PROBLEM DETAILS >> The output should be all entries, each matching the original exactly.

INFORMATION SHOWN >>
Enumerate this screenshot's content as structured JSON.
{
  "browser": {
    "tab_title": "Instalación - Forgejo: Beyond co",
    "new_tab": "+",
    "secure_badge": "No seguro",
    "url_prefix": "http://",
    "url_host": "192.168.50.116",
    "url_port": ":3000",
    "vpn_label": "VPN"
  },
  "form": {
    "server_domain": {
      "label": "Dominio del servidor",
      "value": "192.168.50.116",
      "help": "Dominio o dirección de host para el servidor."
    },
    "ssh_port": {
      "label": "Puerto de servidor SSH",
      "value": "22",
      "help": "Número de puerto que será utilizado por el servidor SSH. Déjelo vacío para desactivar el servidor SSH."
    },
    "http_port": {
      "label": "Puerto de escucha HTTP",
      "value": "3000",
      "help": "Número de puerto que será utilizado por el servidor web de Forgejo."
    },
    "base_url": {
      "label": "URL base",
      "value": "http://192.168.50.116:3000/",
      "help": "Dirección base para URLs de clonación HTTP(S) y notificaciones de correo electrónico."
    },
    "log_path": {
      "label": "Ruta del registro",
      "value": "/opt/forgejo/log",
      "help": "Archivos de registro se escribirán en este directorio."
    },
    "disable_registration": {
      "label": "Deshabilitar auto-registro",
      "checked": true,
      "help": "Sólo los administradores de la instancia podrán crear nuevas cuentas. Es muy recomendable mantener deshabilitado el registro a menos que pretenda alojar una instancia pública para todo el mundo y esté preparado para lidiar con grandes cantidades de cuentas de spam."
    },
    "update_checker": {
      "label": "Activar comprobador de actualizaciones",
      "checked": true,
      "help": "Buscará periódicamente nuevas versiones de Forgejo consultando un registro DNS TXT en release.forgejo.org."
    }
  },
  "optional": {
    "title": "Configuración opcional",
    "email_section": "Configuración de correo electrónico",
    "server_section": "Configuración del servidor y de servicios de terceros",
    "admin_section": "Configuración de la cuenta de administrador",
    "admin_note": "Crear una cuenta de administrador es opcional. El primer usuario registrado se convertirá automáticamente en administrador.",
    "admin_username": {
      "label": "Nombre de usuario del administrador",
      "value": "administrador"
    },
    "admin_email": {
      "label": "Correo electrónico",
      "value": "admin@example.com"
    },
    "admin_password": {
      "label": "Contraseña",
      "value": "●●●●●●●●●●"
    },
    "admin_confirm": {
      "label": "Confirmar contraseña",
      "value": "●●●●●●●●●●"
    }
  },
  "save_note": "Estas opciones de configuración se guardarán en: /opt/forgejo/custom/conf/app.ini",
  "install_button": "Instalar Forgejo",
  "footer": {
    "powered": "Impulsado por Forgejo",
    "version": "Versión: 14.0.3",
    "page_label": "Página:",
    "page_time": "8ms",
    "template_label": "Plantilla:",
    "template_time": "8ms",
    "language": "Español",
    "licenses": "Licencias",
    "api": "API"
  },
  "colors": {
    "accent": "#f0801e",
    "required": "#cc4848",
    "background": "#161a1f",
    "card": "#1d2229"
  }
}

ANSWER TO THIS PROBLEM >>
Enumerate this screenshot's content as structured JSON.
{
  "browser": {
    "tab_title": "Instalación - Forgejo: Beyond co",
    "new_tab": "+",
    "secure_badge": "No seguro",
    "url_prefix": "http://",
    "url_host": "192.168.50.116",
    "url_port": ":3000",
    "vpn_label": "VPN"
  },
  "form": {
    "server_domain": {
      "label": "Dominio del servidor",
      "value": "192.168.50.116",
      "help": "Dominio o dirección de host para el servidor."
    },
    "ssh_port": {
      "label": "Puerto de servidor SSH",
      "value": "22",
      "help": "Número de puerto que será utilizado por el servidor SSH. Déjelo vacío para desactivar el servidor SSH."
    },
    "http_port": {
      "label": "Puerto de escucha HTTP",
      "value": "3000",
      "help": "Número de puerto que será utilizado por el servidor web de Forgejo."
    },
    "base_url": {
      "label": "URL base",
      "value": "http://192.168.50.116:3000/",
      "help": "Dirección base para URLs de clonación HTTP(S) y notificaciones de correo electrónico."
    },
    "log_path": {
      "label": "Ruta del registro",
      "value": "/opt/forgejo/log",
      "help": "Archivos de registro se escribirán en este directorio."
    },
    "disable_registration": {
      "label": "Deshabilitar auto-registro",
      "checked": true,
      "help": "Sólo los administradores de la instancia podrán crear nuevas cuentas. Es muy recomendable mantener deshabilitado el registro a menos que pretenda alojar una instancia pública para todo el mundo y esté preparado para lidiar con grandes cantidades de cuentas de spam."
    },
    "update_checker": {
      "label": "Activar comprobador de actualizaciones",
      "checked": true,
      "help": "Buscará periódicamente nuevas versiones de Forgejo consultando un registro DNS TXT en release.forgejo.org."
    }
  },
  "optional": {
    "title": "Configuración opcional",
    "email_section": "Configuración de correo electrónico",
    "server_section": "Configuración del servidor y de servicios de terceros",
    "admin_section": "Configuración de la cuenta de administrador",
    "admin_note": "Crear una cuenta de administrador es opcional. El primer usuario registrado se convertirá automáticamente en administrador.",
    "admin_username": {
      "label": "Nombre de usuario del administrador",
      "value": "administrador"
    },
    "admin_email": {
      "label": "Correo electrónico",
      "value": "admin@example.com"
    },
    "admin_password": {
      "label": "Contraseña",
      "value": "●●●●●●●●●●"
    },
    "admin_confirm": {
      "label": "Confirmar contraseña",
      "value": "●●●●●●●●●●"
    }
  },
  "save_note": "Estas opciones de configuración se guardarán en: /opt/forgejo/custom/conf/app.ini",
  "install_button": "Instalar Forgejo",
  "footer": {
    "powered": "Impulsado por Forgejo",
    "version": "Versión: 14.0.3",
    "page_label": "Página:",
    "page_time": "8ms",
    "template_label": "Plantilla:",
    "template_time": "8ms",
    "language": "Español",
    "licenses": "Licencias",
    "api": "API"
  },
  "colors": {
    "accent": "#f0801e",
    "required": "#cc4848",
    "background": "#161a1f",
    "card": "#1d2229"
  }
}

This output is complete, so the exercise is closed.